Whatever the records below hold, copy it all out exactly.

## EXTRACTED MATERIAL
####################
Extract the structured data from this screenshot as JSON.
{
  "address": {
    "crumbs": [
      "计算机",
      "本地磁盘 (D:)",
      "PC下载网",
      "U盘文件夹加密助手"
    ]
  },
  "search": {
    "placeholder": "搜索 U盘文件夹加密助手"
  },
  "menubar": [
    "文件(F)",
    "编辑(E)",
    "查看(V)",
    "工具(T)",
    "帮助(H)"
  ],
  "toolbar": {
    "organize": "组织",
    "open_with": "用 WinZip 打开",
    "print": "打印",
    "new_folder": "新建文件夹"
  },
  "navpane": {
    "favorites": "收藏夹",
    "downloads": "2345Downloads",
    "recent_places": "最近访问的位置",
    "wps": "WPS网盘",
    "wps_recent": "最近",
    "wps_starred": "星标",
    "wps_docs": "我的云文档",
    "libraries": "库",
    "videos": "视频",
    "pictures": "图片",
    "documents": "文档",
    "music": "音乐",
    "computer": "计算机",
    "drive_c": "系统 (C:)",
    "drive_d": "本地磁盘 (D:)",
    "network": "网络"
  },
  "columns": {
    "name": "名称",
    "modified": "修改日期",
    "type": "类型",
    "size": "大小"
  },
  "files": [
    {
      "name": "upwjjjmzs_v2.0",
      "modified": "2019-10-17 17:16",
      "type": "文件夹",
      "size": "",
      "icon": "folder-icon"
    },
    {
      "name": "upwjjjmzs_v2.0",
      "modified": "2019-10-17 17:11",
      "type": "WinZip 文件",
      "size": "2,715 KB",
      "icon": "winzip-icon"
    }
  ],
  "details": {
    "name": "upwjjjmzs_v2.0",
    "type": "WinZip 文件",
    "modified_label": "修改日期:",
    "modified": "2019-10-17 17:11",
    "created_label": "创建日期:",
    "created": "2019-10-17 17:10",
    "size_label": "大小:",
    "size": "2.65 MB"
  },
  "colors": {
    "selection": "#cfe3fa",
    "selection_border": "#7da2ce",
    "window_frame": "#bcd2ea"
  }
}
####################
## ANSWER FOR THE TASK
Extract the structured data from this screenshot as JSON.
{
  "address": {
    "crumbs": [
      "计算机",
      "本地磁盘 (D:)",
      "PC下载网",
      "U盘文件夹加密助手"
    ]
  },
  "search": {
    "placeholder": "搜索 U盘文件夹加密助手"
  },
  "menubar": [
    "文件(F)",
    "编辑(E)",
    "查看(V)",
    "工具(T)",
    "帮助(H)"
  ],
  "toolbar": {
    "organize": "组织",
    "open_with": "用 WinZip 打开",
    "print": "打印",
    "new_folder": "新建文件夹"
  },
  "navpane": {
    "favorites": "收藏夹",
    "downloads": "2345Downloads",
    "recent_places": "最近访问的位置",
    "wps": "WPS网盘",
    "wps_recent": "最近",
    "wps_starred": "星标",
    "wps_docs": "我的云文档",
    "libraries": "库",
    "videos": "视频",
    "pictures": "图片",
    "documents": "文档",
    "music": "音乐",
    "computer": "计算机",
    "drive_c": "系统 (C:)",
    "drive_d": "本地磁盘 (D:)",
    "network": "网络"
  },
  "columns": {
    "name": "名称",
    "modified": "修改日期",
    "type": "类型",
    "size": "大小"
  },
  "files": [
    {
      "name": "upwjjjmzs_v2.0",
      "modified": "2019-10-17 17:16",
      "type": "文件夹",
      "size": "",
      "icon": "folder-icon"
    },
    {
      "name": "upwjjjmzs_v2.0",
      "modified": "2019-10-17 17:11",
      "type": "WinZip 文件",
      "size": "2,715 KB",
      "icon": "winzip-icon"
    }
  ],
  "details": {
    "name": "upwjjjmzs_v2.0",
    "type": "WinZip 文件",
    "modified_label": "修改日期:",
    "modified": "2019-10-17 17:11",
    "created_label": "创建日期:",
    "created": "2019-10-17 17:10",
    "size_label": "大小:",
    "size": "2.65 MB"
  },
  "colors": {
    "selection": "#cfe3fa",
    "selection_border": "#7da2ce",
    "window_frame": "#bcd2ea"
  }
}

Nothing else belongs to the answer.